Continuing the search… Really nice change of behaviors starting at (1:08) and she finds the odor at the second blue-checkered table. 🙂

Angie heads towards the double doors and really seems to be trying to figure out this problem. This is a tough one because of where it is located (exiting doors) as well as near an easy hide she’d already gotten. She’s working the area and you support her well. She does get caught up on the ground a bit and then reverts to the previous hide. I would not have paid her right then. It seemed she got frustrated for not figuring out the “hard one” so went to the “easy one.” Did you feel that there was a second hide in that area? She kept returning to the area but also kept going to the first hide when she didn’t solve it.

So to work that area, you could have done a few things:
* Withheld payment for the multiple “finds”
* Stood in front of the hide or just changed your position (you do a little bit of that at 3:13)
* Put her on leash and helped her to detail the area w/o going back to the hide
* Stood against the wall creating a break for odor to collect (you’d kind of had to know there was odor there for sure to know where to stand)

It looks like she goes up to where the hide is but doesn’t commit (3:26).

At (4:06) she has another head-snap at the first blue-checkered table then circles it. It appears she then catches odor from the lock/handle and successfully works that one. So I’m curious what it was about the double-door hide specifically that was so hard for *her* when this hide in a seemingly similar location was solved? (Air current pulling odor OUT? Something else?)

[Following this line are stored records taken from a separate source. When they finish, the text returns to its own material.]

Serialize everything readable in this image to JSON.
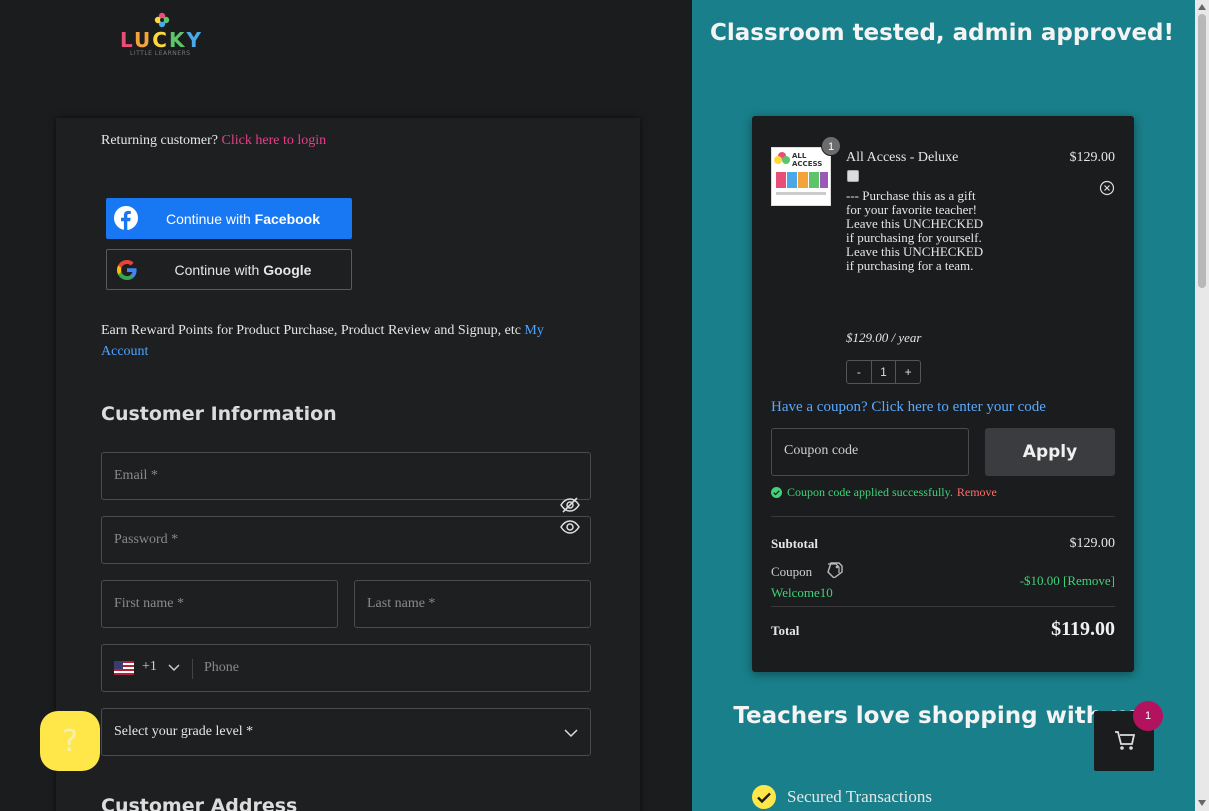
{
  "logo": {
    "text": "LUCKY",
    "subtitle": "LITTLE LEARNERS"
  },
  "returning": {
    "prefix": "Returning customer? ",
    "link": "Click here to login"
  },
  "social": {
    "facebook_prefix": "Continue with ",
    "facebook_brand": "Facebook",
    "google_prefix": "Continue with ",
    "google_brand": "Google"
  },
  "reward": {
    "text": "Earn Reward Points for Product Purchase, Product Review and Signup, etc ",
    "link": "My Account"
  },
  "customer_info": {
    "heading": "Customer Information",
    "email_placeholder": "Email *",
    "password_placeholder": "Password *",
    "firstname_placeholder": "First name *",
    "lastname_placeholder": "Last name *",
    "phone_dial_code": "+1",
    "phone_placeholder": "Phone",
    "grade_placeholder": "Select your grade level *"
  },
  "customer_address": {
    "heading": "Customer Address"
  },
  "help": {
    "label": "?"
  },
  "right": {
    "tagline": "Classroom tested, admin approved!",
    "teachers_love": "Teachers love shopping with us!",
    "secured": "Secured Transactions"
  },
  "cart": {
    "item": {
      "quantity_badge": "1",
      "name": "All Access - Deluxe",
      "price": "$129.00",
      "gift_text": "--- Purchase this as a gift for your favorite teacher! Leave this UNCHECKED if purchasing for yourself. Leave this UNCHECKED if purchasing for a team.",
      "subscription": "$129.00 / year",
      "qty_minus": "-",
      "qty": "1",
      "qty_plus": "+",
      "thumb_text": "ALL ACCESS"
    },
    "coupon_link": "Have a coupon? Click here to enter your code",
    "coupon_placeholder": "Coupon code",
    "apply_label": "Apply",
    "coupon_success": "Coupon code applied successfully.",
    "coupon_remove": "Remove",
    "subtotal_label": "Subtotal",
    "subtotal_value": "$129.00",
    "coupon_label": "Coupon",
    "coupon_code": "Welcome10",
    "coupon_discount": "-$10.00 [Remove]",
    "total_label": "Total",
    "total_value": "$119.00",
    "float_badge": "1"
  },
  "colors": {
    "accent_teal": "#197f8a",
    "facebook_blue": "#1877f2",
    "link_pink": "#e83e8c",
    "link_blue": "#4ea3ff",
    "success_green": "#3fd27a",
    "badge_magenta": "#b3125f",
    "help_yellow": "#ffe74a"
  },
  "icons": {
    "facebook": "facebook-icon",
    "google": "google-icon",
    "eye_slash": "eye-slash-icon",
    "eye": "eye-icon",
    "flag": "us-flag-icon",
    "chevron": "chevron-down-icon",
    "remove": "close-circle-icon",
    "tag": "tag-icon",
    "check": "check-circle-icon",
    "cart": "cart-icon"
  }
}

You said you ended the search because of a loose dog, I think it was a good place to end anyhow. I would definitely work on the converging odor problem and set it up so she has to make a choice.

What are your thoughts, Sarah? What would you have done differently? What do you think will help Angie gain some more experience?

Kimberly Buchanan
Joyride K9 Dog Training